Reproduce all of the listing below without alteration.

--- Records Enclosed Below ---

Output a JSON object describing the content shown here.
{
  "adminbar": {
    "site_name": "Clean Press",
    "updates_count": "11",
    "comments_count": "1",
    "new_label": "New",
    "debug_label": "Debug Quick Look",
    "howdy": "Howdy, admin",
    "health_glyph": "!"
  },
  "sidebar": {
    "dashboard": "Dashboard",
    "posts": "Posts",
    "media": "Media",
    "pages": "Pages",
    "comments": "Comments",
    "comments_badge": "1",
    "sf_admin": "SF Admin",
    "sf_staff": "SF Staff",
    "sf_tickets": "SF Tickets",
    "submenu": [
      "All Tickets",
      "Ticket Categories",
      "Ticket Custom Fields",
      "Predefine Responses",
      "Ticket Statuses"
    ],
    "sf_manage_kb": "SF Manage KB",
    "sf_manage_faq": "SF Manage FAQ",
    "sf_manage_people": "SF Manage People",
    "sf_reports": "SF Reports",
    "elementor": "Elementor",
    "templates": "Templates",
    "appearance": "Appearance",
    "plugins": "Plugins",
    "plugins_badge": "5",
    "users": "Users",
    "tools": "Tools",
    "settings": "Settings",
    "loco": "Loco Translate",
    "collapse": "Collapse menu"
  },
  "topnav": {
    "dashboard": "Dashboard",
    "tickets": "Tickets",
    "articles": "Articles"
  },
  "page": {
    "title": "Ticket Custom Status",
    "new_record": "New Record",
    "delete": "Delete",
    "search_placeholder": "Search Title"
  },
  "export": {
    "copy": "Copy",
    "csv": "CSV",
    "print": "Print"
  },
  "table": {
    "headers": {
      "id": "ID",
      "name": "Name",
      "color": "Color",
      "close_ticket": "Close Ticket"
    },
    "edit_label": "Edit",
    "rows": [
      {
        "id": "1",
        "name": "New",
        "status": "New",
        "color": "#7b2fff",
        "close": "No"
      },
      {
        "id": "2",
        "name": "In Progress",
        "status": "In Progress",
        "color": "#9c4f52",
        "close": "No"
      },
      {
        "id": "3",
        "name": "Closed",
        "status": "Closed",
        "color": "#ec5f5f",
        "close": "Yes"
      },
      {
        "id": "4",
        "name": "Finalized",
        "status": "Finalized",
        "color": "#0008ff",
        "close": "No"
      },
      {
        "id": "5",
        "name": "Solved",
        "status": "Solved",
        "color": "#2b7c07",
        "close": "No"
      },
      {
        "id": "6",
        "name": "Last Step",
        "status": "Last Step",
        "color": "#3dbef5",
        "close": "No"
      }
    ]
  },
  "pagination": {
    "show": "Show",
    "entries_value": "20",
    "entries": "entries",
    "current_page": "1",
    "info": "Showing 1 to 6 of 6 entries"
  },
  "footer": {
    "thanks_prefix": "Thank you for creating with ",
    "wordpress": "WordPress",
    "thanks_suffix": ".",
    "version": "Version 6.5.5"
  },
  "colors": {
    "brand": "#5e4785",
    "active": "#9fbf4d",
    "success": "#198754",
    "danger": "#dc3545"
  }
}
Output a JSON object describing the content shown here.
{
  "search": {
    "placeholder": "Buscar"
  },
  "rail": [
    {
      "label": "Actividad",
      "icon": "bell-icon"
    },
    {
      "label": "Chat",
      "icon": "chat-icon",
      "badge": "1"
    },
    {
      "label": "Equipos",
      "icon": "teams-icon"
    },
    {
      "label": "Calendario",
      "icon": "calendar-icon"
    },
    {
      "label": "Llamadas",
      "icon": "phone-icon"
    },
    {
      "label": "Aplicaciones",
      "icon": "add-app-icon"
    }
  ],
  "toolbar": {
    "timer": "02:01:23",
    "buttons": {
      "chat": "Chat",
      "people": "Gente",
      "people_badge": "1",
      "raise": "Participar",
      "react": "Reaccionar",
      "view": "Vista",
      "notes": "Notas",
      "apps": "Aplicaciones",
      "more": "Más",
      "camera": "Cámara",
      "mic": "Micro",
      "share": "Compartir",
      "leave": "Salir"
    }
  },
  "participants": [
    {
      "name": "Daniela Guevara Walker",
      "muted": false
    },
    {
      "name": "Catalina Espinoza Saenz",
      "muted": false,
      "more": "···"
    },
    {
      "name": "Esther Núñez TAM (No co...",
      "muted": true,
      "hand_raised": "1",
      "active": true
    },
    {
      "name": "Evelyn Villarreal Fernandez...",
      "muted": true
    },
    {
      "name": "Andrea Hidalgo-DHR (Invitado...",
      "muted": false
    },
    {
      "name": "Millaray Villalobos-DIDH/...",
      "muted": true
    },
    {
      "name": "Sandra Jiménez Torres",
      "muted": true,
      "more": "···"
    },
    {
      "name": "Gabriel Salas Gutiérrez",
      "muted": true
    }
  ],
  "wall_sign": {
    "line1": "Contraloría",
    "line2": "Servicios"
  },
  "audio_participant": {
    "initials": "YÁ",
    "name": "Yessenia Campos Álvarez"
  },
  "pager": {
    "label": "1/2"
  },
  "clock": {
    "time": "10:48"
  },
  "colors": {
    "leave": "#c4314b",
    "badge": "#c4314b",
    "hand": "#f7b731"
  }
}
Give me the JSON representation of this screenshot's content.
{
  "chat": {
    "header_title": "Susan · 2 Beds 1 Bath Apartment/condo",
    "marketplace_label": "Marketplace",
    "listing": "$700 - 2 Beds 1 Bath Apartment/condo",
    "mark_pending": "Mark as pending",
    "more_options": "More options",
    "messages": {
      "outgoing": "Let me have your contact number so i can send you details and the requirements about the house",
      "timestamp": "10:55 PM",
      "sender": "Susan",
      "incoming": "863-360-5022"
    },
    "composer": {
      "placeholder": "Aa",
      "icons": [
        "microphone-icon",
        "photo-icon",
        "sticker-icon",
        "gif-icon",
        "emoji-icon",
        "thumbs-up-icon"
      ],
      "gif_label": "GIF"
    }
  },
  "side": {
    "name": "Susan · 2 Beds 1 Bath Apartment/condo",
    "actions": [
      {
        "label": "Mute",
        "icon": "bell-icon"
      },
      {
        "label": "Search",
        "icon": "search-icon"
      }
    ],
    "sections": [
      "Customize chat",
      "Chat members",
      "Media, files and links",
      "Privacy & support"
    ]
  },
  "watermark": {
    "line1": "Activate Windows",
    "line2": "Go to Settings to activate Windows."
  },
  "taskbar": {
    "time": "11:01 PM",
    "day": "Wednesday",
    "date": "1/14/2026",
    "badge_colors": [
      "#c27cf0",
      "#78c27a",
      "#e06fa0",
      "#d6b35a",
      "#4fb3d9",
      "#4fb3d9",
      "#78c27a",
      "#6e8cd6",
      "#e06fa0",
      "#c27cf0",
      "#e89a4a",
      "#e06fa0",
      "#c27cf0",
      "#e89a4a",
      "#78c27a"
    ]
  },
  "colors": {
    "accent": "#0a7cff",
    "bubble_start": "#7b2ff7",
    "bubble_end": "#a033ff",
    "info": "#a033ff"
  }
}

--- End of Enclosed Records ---

## Solution to this task
Output a JSON object describing the content shown here.
{
  "adminbar": {
    "site_name": "Clean Press",
    "updates_count": "11",
    "comments_count": "1",
    "new_label": "New",
    "debug_label": "Debug Quick Look",
    "howdy": "Howdy, admin",
    "health_glyph": "!"
  },
  "sidebar": {
    "dashboard": "Dashboard",
    "posts": "Posts",
    "media": "Media",
    "pages": "Pages",
    "comments": "Comments",
    "comments_badge": "1",
    "sf_admin": "SF Admin",
    "sf_staff": "SF Staff",
    "sf_tickets": "SF Tickets",
    "submenu": [
      "All Tickets",
      "Ticket Categories",
      "Ticket Custom Fields",
      "Predefine Responses",
      "Ticket Statuses"
    ],
    "sf_manage_kb": "SF Manage KB",
    "sf_manage_faq": "SF Manage FAQ",
    "sf_manage_people": "SF Manage People",
    "sf_reports": "SF Reports",
    "elementor": "Elementor",
    "templates": "Templates",
    "appearance": "Appearance",
    "plugins": "Plugins",
    "plugins_badge": "5",
    "users": "Users",
    "tools": "Tools",
    "settings": "Settings",
    "loco": "Loco Translate",
    "collapse": "Collapse menu"
  },
  "topnav": {
    "dashboard": "Dashboard",
    "tickets": "Tickets",
    "articles": "Articles"
  },
  "page": {
    "title": "Ticket Custom Status",
    "new_record": "New Record",
    "delete": "Delete",
    "search_placeholder": "Search Title"
  },
  "export": {
    "copy": "Copy",
    "csv": "CSV",
    "print": "Print"
  },
  "table": {
    "headers": {
      "id": "ID",
      "name": "Name",
      "color": "Color",
      "close_ticket": "Close Ticket"
    },
    "edit_label": "Edit",
    "rows": [
      {
        "id": "1",
        "name": "New",
        "status": "New",
        "color": "#7b2fff",
        "close": "No"
      },
      {
        "id": "2",
        "name": "In Progress",
        "status": "In Progress",
        "color": "#9c4f52",
        "close": "No"
      },
      {
        "id": "3",
        "name": "Closed",
        "status": "Closed",
        "color": "#ec5f5f",
        "close": "Yes"
      },
      {
        "id": "4",
        "name": "Finalized",
        "status": "Finalized",
        "color": "#0008ff",
        "close": "No"
      },
      {
        "id": "5",
        "name": "Solved",
        "status": "Solved",
        "color": "#2b7c07",
        "close": "No"
      },
      {
        "id": "6",
        "name": "Last Step",
        "status": "Last Step",
        "color": "#3dbef5",
        "close": "No"
      }
    ]
  },
  "pagination": {
    "show": "Show",
    "entries_value": "20",
    "entries": "entries",
    "current_page": "1",
    "info": "Showing 1 to 6 of 6 entries"
  },
  "footer": {
    "thanks_prefix": "Thank you for creating with ",
    "wordpress": "WordPress",
    "thanks_suffix": ".",
    "version": "Version 6.5.5"
  },
  "colors": {
    "brand": "#5e4785",
    "active": "#9fbf4d",
    "success": "#198754",
    "danger": "#dc3545"
  }
}
Output a JSON object describing the content shown here.
{
  "search": {
    "placeholder": "Buscar"
  },
  "rail": [
    {
      "label": "Actividad",
      "icon": "bell-icon"
    },
    {
      "label": "Chat",
      "icon": "chat-icon",
      "badge": "1"
    },
    {
      "label": "Equipos",
      "icon": "teams-icon"
    },
    {
      "label": "Calendario",
      "icon": "calendar-icon"
    },
    {
      "label": "Llamadas",
      "icon": "phone-icon"
    },
    {
      "label": "Aplicaciones",
      "icon": "add-app-icon"
    }
  ],
  "toolbar": {
    "timer": "02:01:23",
    "buttons": {
      "chat": "Chat",
      "people": "Gente",
      "people_badge": "1",
      "raise": "Participar",
      "react": "Reaccionar",
      "view": "Vista",
      "notes": "Notas",
      "apps": "Aplicaciones",
      "more": "Más",
      "camera": "Cámara",
      "mic": "Micro",
      "share": "Compartir",
      "leave": "Salir"
    }
  },
  "participants": [
    {
      "name": "Daniela Guevara Walker",
      "muted": false
    },
    {
      "name": "Catalina Espinoza Saenz",
      "muted": false,
      "more": "···"
    },
    {
      "name": "Esther Núñez TAM (No co...",
      "muted": true,
      "hand_raised": "1",
      "active": true
    },
    {
      "name": "Evelyn Villarreal Fernandez...",
      "muted": true
    },
    {
      "name": "Andrea Hidalgo-DHR (Invitado...",
      "muted": false
    },
    {
      "name": "Millaray Villalobos-DIDH/...",
      "muted": true
    },
    {
      "name": "Sandra Jiménez Torres",
      "muted": true,
      "more": "···"
    },
    {
      "name": "Gabriel Salas Gutiérrez",
      "muted": true
    }
  ],
  "wall_sign": {
    "line1": "Contraloría",
    "line2": "Servicios"
  },
  "audio_participant": {
    "initials": "YÁ",
    "name": "Yessenia Campos Álvarez"
  },
  "pager": {
    "label": "1/2"
  },
  "clock": {
    "time": "10:48"
  },
  "colors": {
    "leave": "#c4314b",
    "badge": "#c4314b",
    "hand": "#f7b731"
  }
}
Give me the JSON representation of this screenshot's content.
{
  "chat": {
    "header_title": "Susan · 2 Beds 1 Bath Apartment/condo",
    "marketplace_label": "Marketplace",
    "listing": "$700 - 2 Beds 1 Bath Apartment/condo",
    "mark_pending": "Mark as pending",
    "more_options": "More options",
    "messages": {
      "outgoing": "Let me have your contact number so i can send you details and the requirements about the house",
      "timestamp": "10:55 PM",
      "sender": "Susan",
      "incoming": "863-360-5022"
    },
    "composer": {
      "placeholder": "Aa",
      "icons": [
        "microphone-icon",
        "photo-icon",
        "sticker-icon",
        "gif-icon",
        "emoji-icon",
        "thumbs-up-icon"
      ],
      "gif_label": "GIF"
    }
  },
  "side": {
    "name": "Susan · 2 Beds 1 Bath Apartment/condo",
    "actions": [
      {
        "label": "Mute",
        "icon": "bell-icon"
      },
      {
        "label": "Search",
        "icon": "search-icon"
      }
    ],
    "sections": [
      "Customize chat",
      "Chat members",
      "Media, files and links",
      "Privacy & support"
    ]
  },
  "watermark": {
    "line1": "Activate Windows",
    "line2": "Go to Settings to activate Windows."
  },
  "taskbar": {
    "time": "11:01 PM",
    "day": "Wednesday",
    "date": "1/14/2026",
    "badge_colors": [
      "#c27cf0",
      "#78c27a",
      "#e06fa0",
      "#d6b35a",
      "#4fb3d9",
      "#4fb3d9",
      "#78c27a",
      "#6e8cd6",
      "#e06fa0",
      "#c27cf0",
      "#e89a4a",
      "#e06fa0",
      "#c27cf0",
      "#e89a4a",
      "#78c27a"
    ]
  },
  "colors": {
    "accent": "#0a7cff",
    "bubble_start": "#7b2ff7",
    "bubble_end": "#a033ff",
    "info": "#a033ff"
  }
}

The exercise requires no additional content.